- [WHAT TO DO]: Return the lines below in which the string "animation" occurs.

- [SUPPLIED RECORDS]:
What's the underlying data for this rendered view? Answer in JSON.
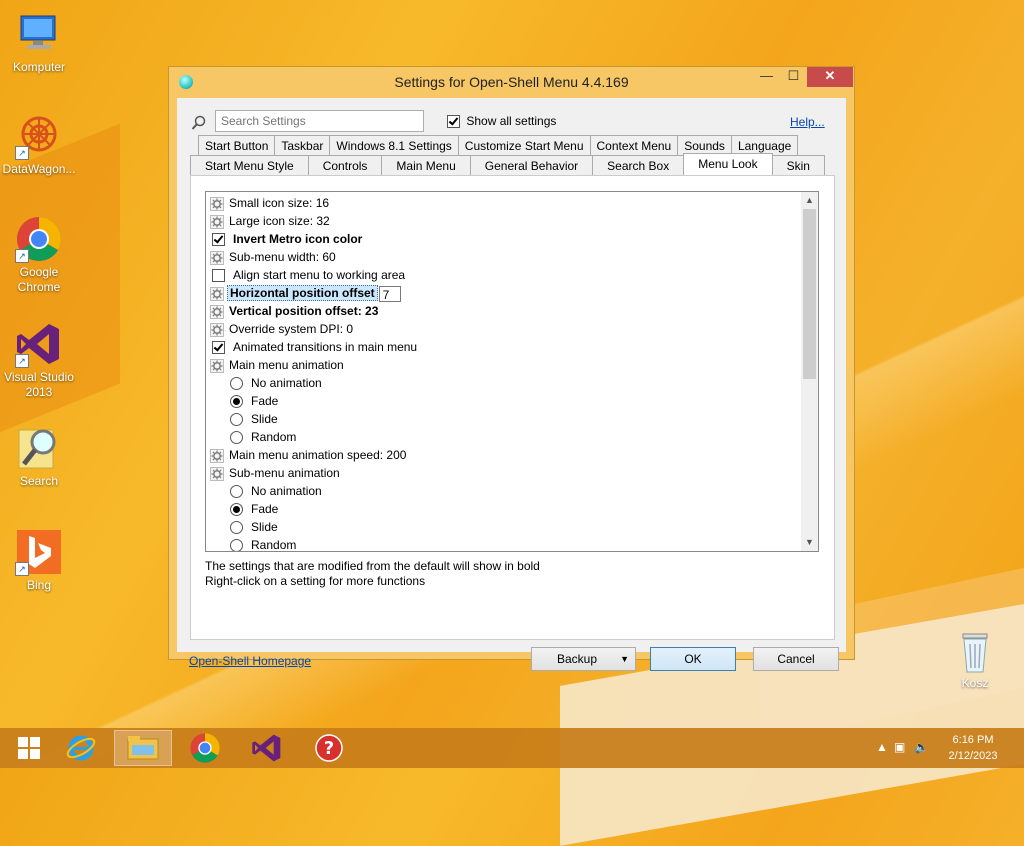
{
  "desktop": {
    "icons": [
      {
        "label": "Komputer"
      },
      {
        "label": "DataWagon..."
      },
      {
        "label": "Google Chrome"
      },
      {
        "label": "Visual Studio 2013"
      },
      {
        "label": "Search"
      },
      {
        "label": "Bing"
      },
      {
        "label": "Kosz"
      }
    ]
  },
  "window": {
    "title": "Settings for Open-Shell Menu 4.4.169",
    "controls": {
      "minimize": "—",
      "maximize": "☐",
      "close": "✕"
    }
  },
  "search": {
    "placeholder": "Search Settings",
    "value": ""
  },
  "show_all": {
    "label": "Show all settings",
    "checked": true
  },
  "help_link": "Help...",
  "tabs": {
    "row1": [
      "Start Button",
      "Taskbar",
      "Windows 8.1 Settings",
      "Customize Start Menu",
      "Context Menu",
      "Sounds",
      "Language"
    ],
    "row2": [
      "Start Menu Style",
      "Controls",
      "Main Menu",
      "General Behavior",
      "Search Box",
      "Menu Look",
      "Skin"
    ],
    "active": "Menu Look"
  },
  "settings": [
    {
      "type": "gear",
      "label": "Small icon size: 16"
    },
    {
      "type": "gear",
      "label": "Large icon size: 32"
    },
    {
      "type": "check",
      "checked": true,
      "bold": true,
      "label": "Invert Metro icon color"
    },
    {
      "type": "gear",
      "label": "Sub-menu width: 60"
    },
    {
      "type": "check",
      "checked": false,
      "label": "Align start menu to working area"
    },
    {
      "type": "gear",
      "bold": true,
      "selected": true,
      "label": "Horizontal position offset",
      "edit_value": "7"
    },
    {
      "type": "gear",
      "bold": true,
      "label": "Vertical position offset: 23"
    },
    {
      "type": "gear",
      "label": "Override system DPI: 0"
    },
    {
      "type": "check",
      "checked": true,
      "label": "Animated transitions in main menu"
    },
    {
      "type": "gear",
      "label": "Main menu animation"
    },
    {
      "type": "radio",
      "on": false,
      "label": "No animation"
    },
    {
      "type": "radio",
      "on": true,
      "label": "Fade"
    },
    {
      "type": "radio",
      "on": false,
      "label": "Slide"
    },
    {
      "type": "radio",
      "on": false,
      "label": "Random"
    },
    {
      "type": "gear",
      "label": "Main menu animation speed: 200"
    },
    {
      "type": "gear",
      "label": "Sub-menu animation"
    },
    {
      "type": "radio",
      "on": false,
      "label": "No animation"
    },
    {
      "type": "radio",
      "on": true,
      "label": "Fade"
    },
    {
      "type": "radio",
      "on": false,
      "label": "Slide"
    },
    {
      "type": "radio",
      "on": false,
      "label": "Random"
    }
  ],
  "notes": {
    "line1": "The settings that are modified from the default will show in bold",
    "line2": "Right-click on a setting for more functions"
  },
  "footer": {
    "homepage": "Open-Shell Homepage",
    "backup": "Backup",
    "ok": "OK",
    "cancel": "Cancel"
  },
  "taskbar": {
    "time": "6:16 PM",
    "date": "2/12/2023"
  },
  "colors": {
    "accent": "#f2a216",
    "close": "#c74b4b",
    "link": "#0645ad"
  }
}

- [EXPECTED OUTPUT]:
      "label": "Main menu animation"
      "label": "No animation"
      "label": "Main menu animation speed: 200"
      "label": "Sub-menu animation"
      "label": "No animation"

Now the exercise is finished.